*** Opening of Given information ***

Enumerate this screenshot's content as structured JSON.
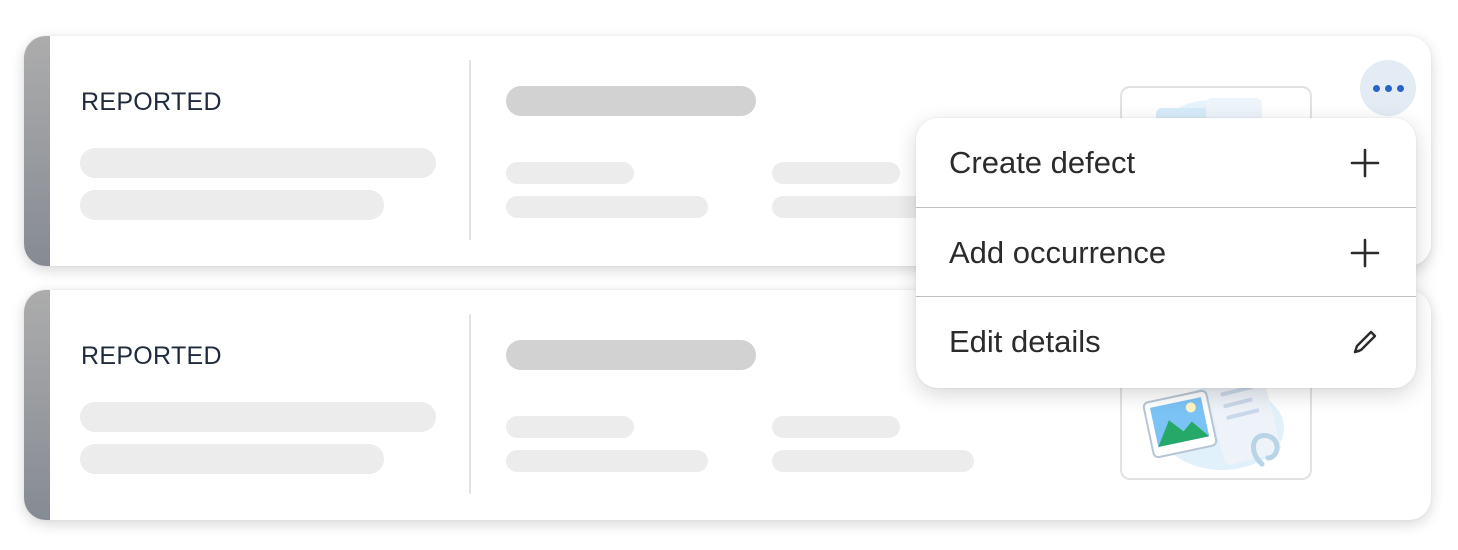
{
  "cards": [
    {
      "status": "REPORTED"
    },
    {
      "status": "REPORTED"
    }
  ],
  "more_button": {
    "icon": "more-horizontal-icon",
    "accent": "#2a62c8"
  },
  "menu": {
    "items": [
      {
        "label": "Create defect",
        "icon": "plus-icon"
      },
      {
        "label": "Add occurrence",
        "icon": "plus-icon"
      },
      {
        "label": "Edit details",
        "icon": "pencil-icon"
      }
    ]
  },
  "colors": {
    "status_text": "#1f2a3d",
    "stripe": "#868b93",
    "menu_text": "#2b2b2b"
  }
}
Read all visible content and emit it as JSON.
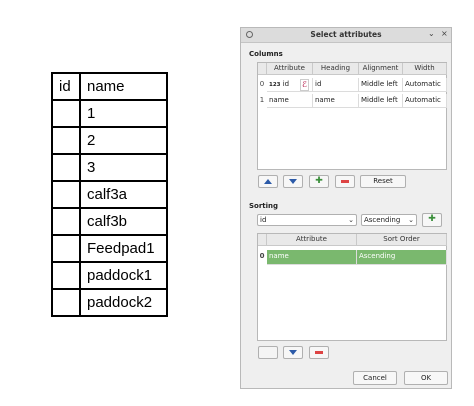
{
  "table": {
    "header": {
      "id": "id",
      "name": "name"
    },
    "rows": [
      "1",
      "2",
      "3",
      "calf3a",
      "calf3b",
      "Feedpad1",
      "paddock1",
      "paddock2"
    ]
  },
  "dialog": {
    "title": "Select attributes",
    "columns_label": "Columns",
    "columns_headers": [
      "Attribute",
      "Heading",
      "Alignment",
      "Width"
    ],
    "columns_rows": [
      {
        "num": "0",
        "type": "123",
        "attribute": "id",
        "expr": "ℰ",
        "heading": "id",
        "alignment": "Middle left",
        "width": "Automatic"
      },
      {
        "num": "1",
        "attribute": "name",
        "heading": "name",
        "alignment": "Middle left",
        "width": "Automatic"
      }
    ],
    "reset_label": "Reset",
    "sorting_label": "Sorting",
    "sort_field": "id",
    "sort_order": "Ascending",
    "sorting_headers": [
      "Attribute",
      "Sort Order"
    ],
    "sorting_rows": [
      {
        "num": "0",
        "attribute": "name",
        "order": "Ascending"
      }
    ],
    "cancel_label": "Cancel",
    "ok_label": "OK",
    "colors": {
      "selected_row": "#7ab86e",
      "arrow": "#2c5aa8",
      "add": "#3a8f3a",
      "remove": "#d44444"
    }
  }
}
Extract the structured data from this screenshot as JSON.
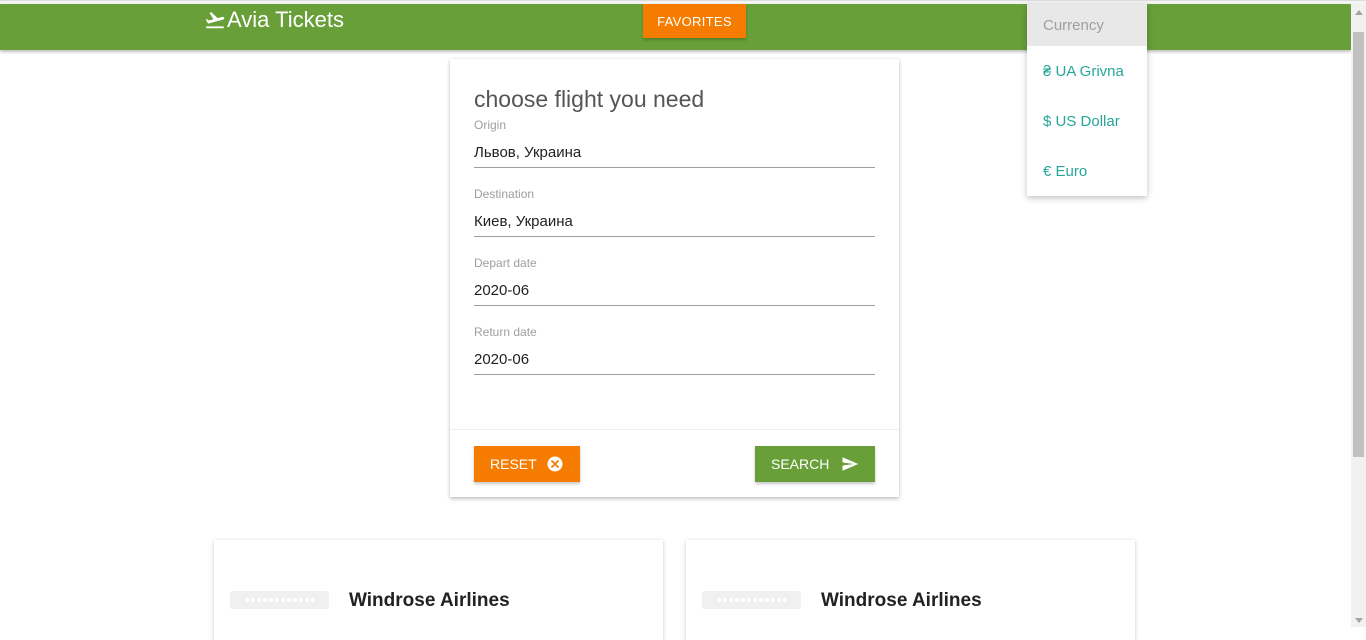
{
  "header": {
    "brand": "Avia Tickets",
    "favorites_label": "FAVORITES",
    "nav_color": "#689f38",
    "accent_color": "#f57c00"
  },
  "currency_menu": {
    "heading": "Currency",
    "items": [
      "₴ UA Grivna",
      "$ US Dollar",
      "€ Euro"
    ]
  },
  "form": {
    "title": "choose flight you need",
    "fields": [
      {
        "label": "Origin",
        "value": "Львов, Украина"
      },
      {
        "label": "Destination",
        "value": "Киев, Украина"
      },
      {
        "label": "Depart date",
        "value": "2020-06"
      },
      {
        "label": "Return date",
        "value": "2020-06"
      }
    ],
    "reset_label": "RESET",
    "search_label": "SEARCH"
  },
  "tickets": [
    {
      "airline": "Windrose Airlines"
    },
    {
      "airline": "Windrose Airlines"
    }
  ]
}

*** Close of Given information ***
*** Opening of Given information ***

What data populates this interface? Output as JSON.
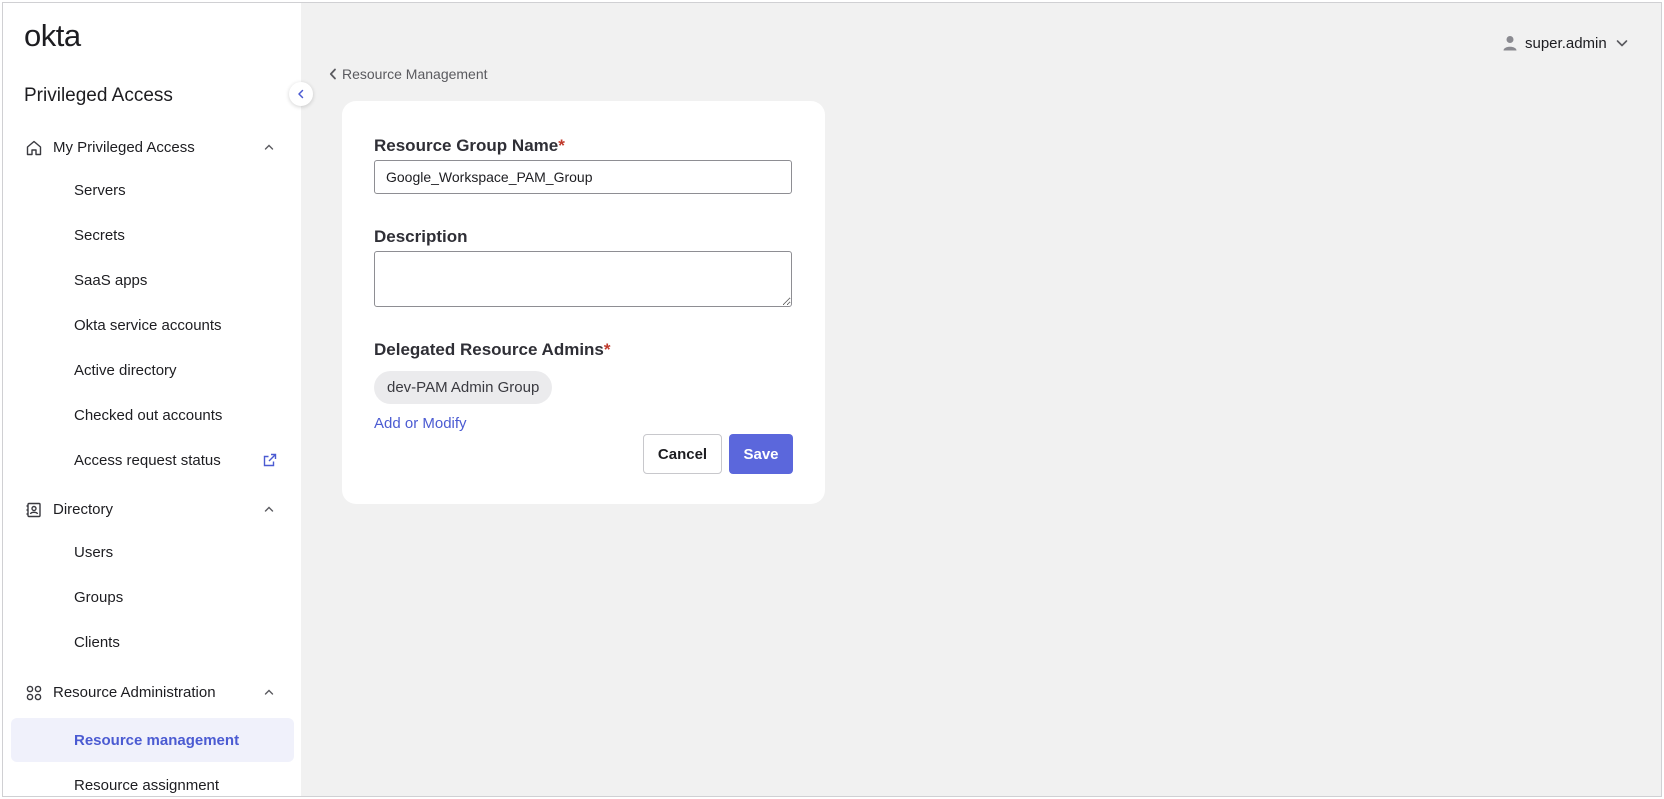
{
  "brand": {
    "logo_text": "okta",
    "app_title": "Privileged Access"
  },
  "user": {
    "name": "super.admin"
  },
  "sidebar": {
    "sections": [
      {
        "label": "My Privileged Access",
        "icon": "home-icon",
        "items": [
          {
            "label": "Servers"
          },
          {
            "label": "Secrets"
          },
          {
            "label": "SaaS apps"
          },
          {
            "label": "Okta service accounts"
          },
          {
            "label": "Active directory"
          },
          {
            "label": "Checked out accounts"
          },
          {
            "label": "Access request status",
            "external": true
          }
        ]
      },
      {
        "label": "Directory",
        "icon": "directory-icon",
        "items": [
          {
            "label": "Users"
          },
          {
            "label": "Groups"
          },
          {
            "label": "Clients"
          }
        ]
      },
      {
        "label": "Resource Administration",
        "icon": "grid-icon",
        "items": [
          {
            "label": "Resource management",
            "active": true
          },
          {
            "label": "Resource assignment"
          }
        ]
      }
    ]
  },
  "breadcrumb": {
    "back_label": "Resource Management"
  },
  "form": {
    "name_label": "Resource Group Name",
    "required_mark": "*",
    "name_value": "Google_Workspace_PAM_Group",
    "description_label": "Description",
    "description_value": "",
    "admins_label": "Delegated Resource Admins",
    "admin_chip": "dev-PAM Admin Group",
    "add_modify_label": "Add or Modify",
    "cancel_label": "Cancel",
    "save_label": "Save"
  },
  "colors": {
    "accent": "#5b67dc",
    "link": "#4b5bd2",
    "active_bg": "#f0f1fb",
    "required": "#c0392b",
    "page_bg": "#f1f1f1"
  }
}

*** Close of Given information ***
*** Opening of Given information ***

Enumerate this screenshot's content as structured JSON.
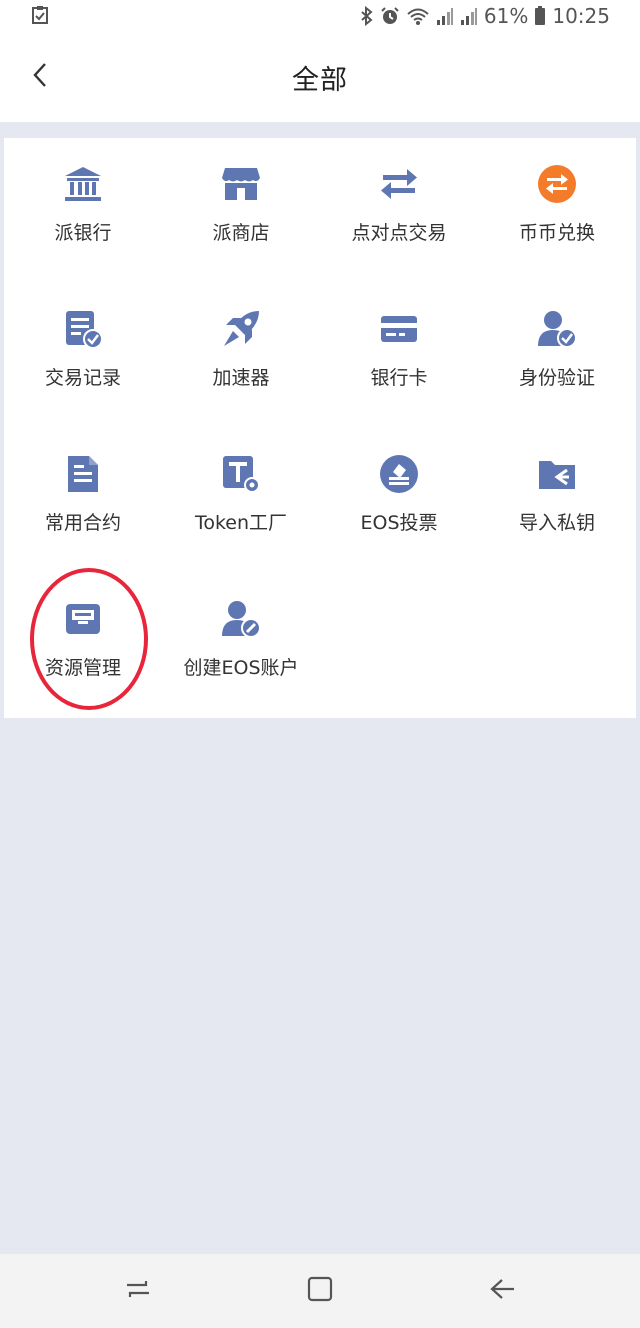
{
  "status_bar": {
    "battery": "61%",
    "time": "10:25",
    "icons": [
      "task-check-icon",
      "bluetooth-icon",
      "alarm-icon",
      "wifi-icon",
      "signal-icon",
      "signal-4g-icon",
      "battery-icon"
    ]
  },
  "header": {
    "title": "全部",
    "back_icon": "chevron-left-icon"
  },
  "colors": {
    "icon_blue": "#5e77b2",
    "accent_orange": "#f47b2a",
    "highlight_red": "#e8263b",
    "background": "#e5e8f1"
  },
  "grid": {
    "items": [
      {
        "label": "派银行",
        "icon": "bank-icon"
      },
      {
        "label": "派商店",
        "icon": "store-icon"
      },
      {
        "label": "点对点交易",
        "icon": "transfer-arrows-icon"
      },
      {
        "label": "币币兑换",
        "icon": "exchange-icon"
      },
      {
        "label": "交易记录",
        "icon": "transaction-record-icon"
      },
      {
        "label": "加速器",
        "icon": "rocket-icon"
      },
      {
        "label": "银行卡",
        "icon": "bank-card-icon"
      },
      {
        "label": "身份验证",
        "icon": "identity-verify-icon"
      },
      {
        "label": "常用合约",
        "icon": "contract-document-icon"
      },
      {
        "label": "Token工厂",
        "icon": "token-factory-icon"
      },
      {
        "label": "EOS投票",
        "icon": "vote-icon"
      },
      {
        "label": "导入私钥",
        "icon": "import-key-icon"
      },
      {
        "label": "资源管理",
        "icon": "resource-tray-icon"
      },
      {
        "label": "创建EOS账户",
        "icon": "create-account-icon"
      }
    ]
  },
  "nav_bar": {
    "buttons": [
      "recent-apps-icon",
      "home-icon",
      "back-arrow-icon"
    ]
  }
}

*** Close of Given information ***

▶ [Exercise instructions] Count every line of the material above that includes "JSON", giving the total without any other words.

▶ [Answer section] 5